In web design and development, there is a certain type of concept that every designer/developer should understand when creating web pages. It’s called a fall back and it ensures that “everyone can join the party.” In other words, you may not see the latest visual effects if you are using an older browser version, but the actual page content is still accessible.
A fall back is kind of a backup plan: If Plan A becomes obsolete, there is always a Plan B in place. Now, when you take consider the fall back concept, how do you make sure you take advantage of this strategy in your own life?
Why we ignore the plan B?
Unfortunately, too often we rely on luck and on assumptions. In fact, we ignore the Plan B entirely since we assume that our master plan works OK. When we do this, we don’t feel the urge to have a fall back in place.
Having a fall back strategy requires an extra effort that many of us are not willing to take. For instance, let’s say that you are travelling to another town by using a train. In order to get to the train station, you need to hop onto the bus to get there. However, what happens if the bus never arrives?
This is something that just occurred to me and having a backup strategy helped me to catch the train in time. I had mistakenly looked at the bus schedules for the wrong day, but I immediately knew what to do (I took the cab instead).
Had I not have the plan B, my schedule had changed too much for the day and I had felt frustrated. Since setting this fall back strategy took just a couple of minutes of my time, it was time well spent and literally saved my day.
Which things are worth of a fall back strategy?
“If this fall back thingie is so great, should I always have a backup plan in place?” I hear you asking. My answer is: “No.”
You have to consider if something is worth a fall back plan or not. In many cases having one in place is beneficial, but in some other situations having this kind of plan is just overkill. The way you make the distinction whether something is worth the plan or not is by the value it holds.

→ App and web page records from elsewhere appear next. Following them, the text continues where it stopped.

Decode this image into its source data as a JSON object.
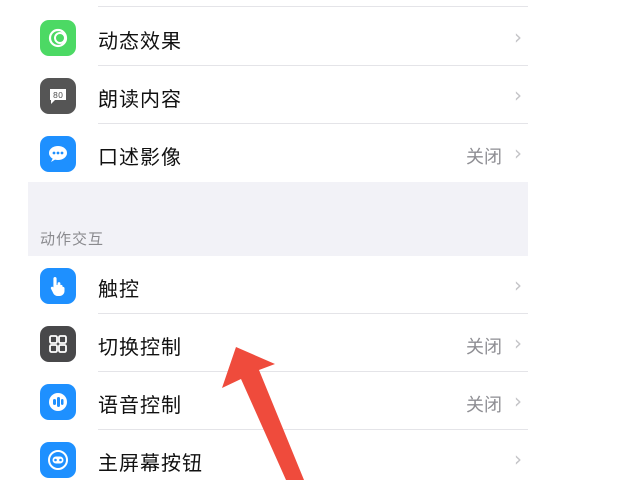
{
  "group1": [
    {
      "label": "动态效果",
      "icon": "motion-icon",
      "color": "#4cd964",
      "value": ""
    },
    {
      "label": "朗读内容",
      "icon": "speech-icon",
      "color": "#555555",
      "value": ""
    },
    {
      "label": "口述影像",
      "icon": "chat-bubble-icon",
      "color": "#1e90ff",
      "value": "关闭"
    }
  ],
  "section_header": "动作交互",
  "group2": [
    {
      "label": "触控",
      "icon": "hand-pointer-icon",
      "color": "#1e90ff",
      "value": ""
    },
    {
      "label": "切换控制",
      "icon": "grid-icon",
      "color": "#48484a",
      "value": "关闭"
    },
    {
      "label": "语音控制",
      "icon": "voice-control-icon",
      "color": "#1e90ff",
      "value": "关闭"
    },
    {
      "label": "主屏幕按钮",
      "icon": "home-button-icon",
      "color": "#1e90ff",
      "value": ""
    }
  ],
  "annotation": {
    "icon": "red-arrow-icon",
    "color": "#ef4b3c"
  }
}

For instance, if it’s absolutely imperative that you have to meet a certain client at certain time, you want to make sure you can show up to the meeting in time. However, if you plan is to cut the grass, but it’s raining and you can’t do it, the thing isn’t probably worth having a fall back plan.
The bigger investment there is at stake, the more you should think about the Plan B if something goes wrong with the original plan.
How to create a fall back plan?
Now that you understand the importance of a fall back strategy, it’s time to put all this into practice and take a look how to create a solid Plan B for whatever you do.
1. Understand the value and the consequences. Not every task is worth a backup plan. For instance, like in the cutting the grass example, it doesn’t have any long-term effects if you can’t do it right when you planned it. However, if the future your business relies on meeting with your key customer, you better have Plan B in place.
When you understand the long-term value and the possible consequences of the coming task (especially if you fail to do it), it’s easier to decide if the fall back plan is necessary or not.
2. Block your time. If you decided to create a Plan B, make sure that you can actually do the planning in peace. Block the time in your calendar and possibly “isolate” yourself into a location where you can do your thinking without distraction.
If you can’t do the planning at home, go outside to the nearest park, go to a coffee shop or go to a public library if needed. The better focus you have, the better chances you have to create a plan which actually works in real life.
3. Go through the scenario in your head. Having a plan in place and actually executing the plan in practice are two separate things. That’s why it’s important to visualize the scenario in your head in advance.
For instance, I’m using this very strategy to ensure that I have all the necessary equipment with me when I travel to triathlon or marathon races. I close my eyes and go through the whole process of dressing myself with the racing gear to completing the actual race. That helps me to pack the necessary stuff with me when I travel.
Do the same kind of visualisation but apply it to your situation. That way it’s easier to see if the plan actually works or not.
4. If the Plan B fails, don’t blame yourself. We are humans and sometimes even the backup plans don’t work. If this happens, blaming yourself doesn’t really help the situation.
Instead, understand what went wrong and learn from the experience. Just analyze the situation and move on.
A better alternative is to include the possibility of the failure in the planning phase (step #2). What you do is that you are aware of all the possible outcomes and that way you can mentally prepare for everything that could possibly happen.
Having a fall back strategy in place saves you from a lot of frustration and stress. Unfortunately, too often it’s ignored because people don’t understand its importance.
Make sure to evaluate the value and long term effects of the thing you are about to do. This way it’s easier to see if it’s worth a fall back plan or not.
Over to you: What tasks are worth of a fall back strategy?